■ Instructions to follow ■
Every line in the records below with the string "series" needs to be copied out.

■ Material for this task ■
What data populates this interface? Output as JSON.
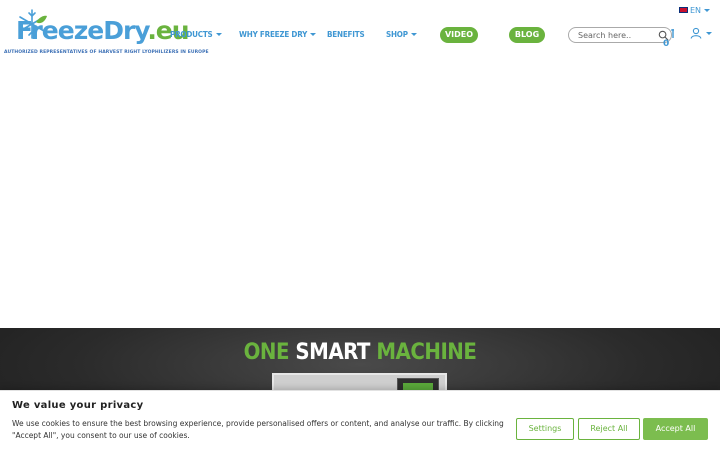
{
  "logo": {
    "word": "FreezeDry",
    "suffix": ".eu",
    "tagline": "AUTHORIZED REPRESENTATIVES OF HARVEST RIGHT LYOPHILIZERS IN EUROPE"
  },
  "nav": {
    "products": "PRODUCTS",
    "why": "WHY FREEZE DRY",
    "benefits": "BENEFITS",
    "shop": "SHOP",
    "video": "VIDEO",
    "blog": "BLOG"
  },
  "search": {
    "placeholder": "Search here.."
  },
  "lang": {
    "code": "EN"
  },
  "cart": {
    "count": "0"
  },
  "banner": {
    "word1": "ONE",
    "word2": "SMART",
    "word3": "MACHINE"
  },
  "cookie": {
    "title": "We value your privacy",
    "text": "We use cookies to ensure the best browsing experience, provide personalised offers or content, and analyse our traffic. By clicking \"Accept All\", you consent to our use of cookies.",
    "settings": "Settings",
    "reject": "Reject All",
    "accept": "Accept All"
  },
  "colors": {
    "brand_blue": "#3f97d3",
    "brand_green": "#6ab33e"
  }
}
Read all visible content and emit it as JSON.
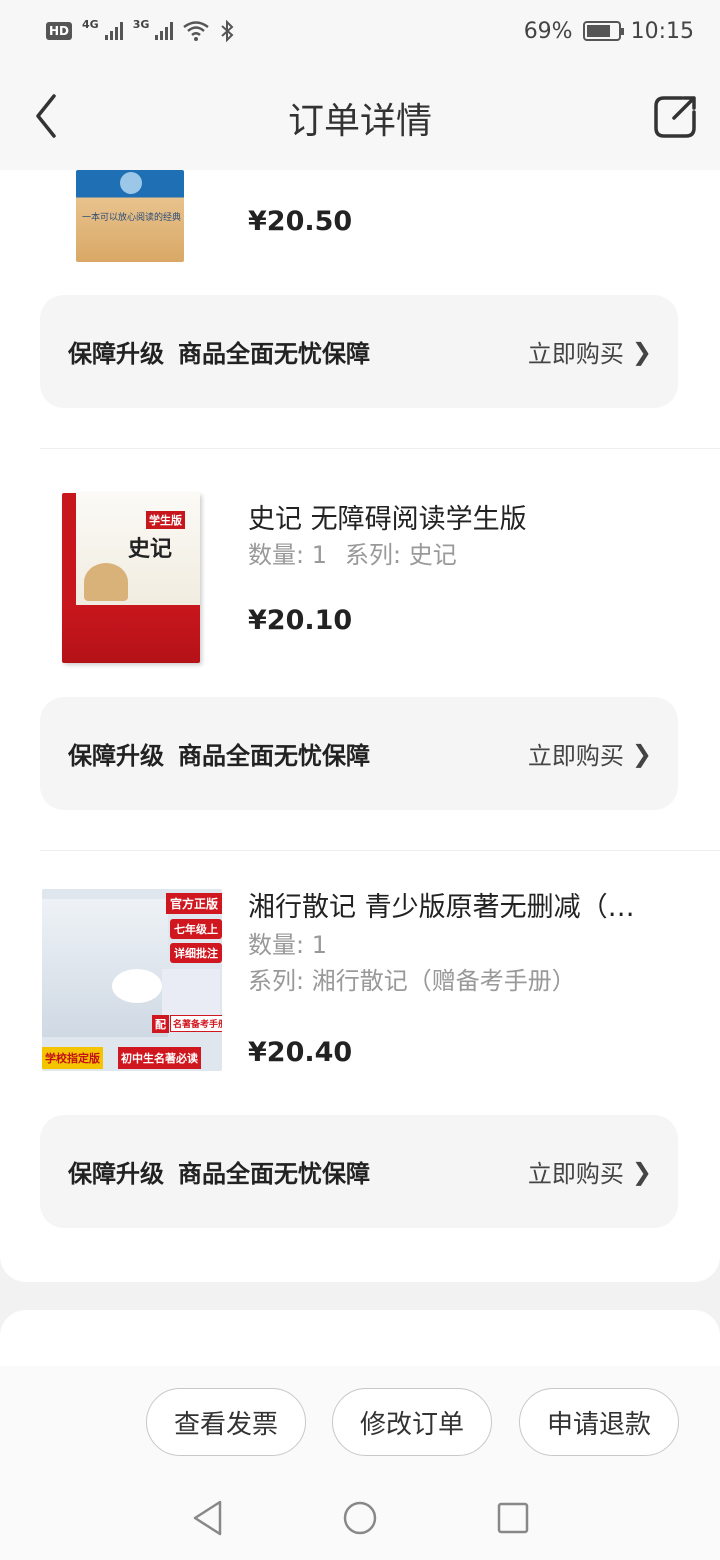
{
  "status_bar": {
    "hd": "HD",
    "net1": "4G",
    "net2": "3G",
    "battery": "69%",
    "battery_level": 0.69,
    "time": "10:15"
  },
  "header": {
    "title": "订单详情"
  },
  "products": [
    {
      "title": "",
      "quantity": "",
      "series": "",
      "price": "¥20.50",
      "cover_text": "一本可以放心阅读的经典"
    },
    {
      "title": "史记 无障碍阅读学生版",
      "quantity": "数量: 1",
      "series": "系列: 史记",
      "price": "¥20.10",
      "cover_title": "史记",
      "cover_badge": "学生版"
    },
    {
      "title": "湘行散记 青少版原著无删减（…",
      "quantity": "数量: 1",
      "series": "系列: 湘行散记（赠备考手册）",
      "price": "¥20.40",
      "cover_tag1": "官方正版",
      "cover_tag2": "七年级上",
      "cover_tag3": "详细批注",
      "cover_tag4": "学校指定版",
      "cover_tag5": "初中生名著必读",
      "cover_tag6": "名著备考手册",
      "cover_tag7": "配"
    }
  ],
  "guarantee": {
    "label": "保障升级",
    "desc": "商品全面无忧保障",
    "buy": "立即购买",
    "chevron": "❯"
  },
  "actions": {
    "invoice": "查看发票",
    "modify": "修改订单",
    "refund": "申请退款"
  },
  "icons": {
    "back": "chevron-left-icon",
    "share": "share-icon",
    "nav_back": "triangle-back-icon",
    "nav_home": "circle-home-icon",
    "nav_recent": "square-recent-icon"
  }
}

■ Solution to this problem ■
      "series": "",
      "series": "系列: 史记",
      "series": "系列: 湘行散记（赠备考手册）",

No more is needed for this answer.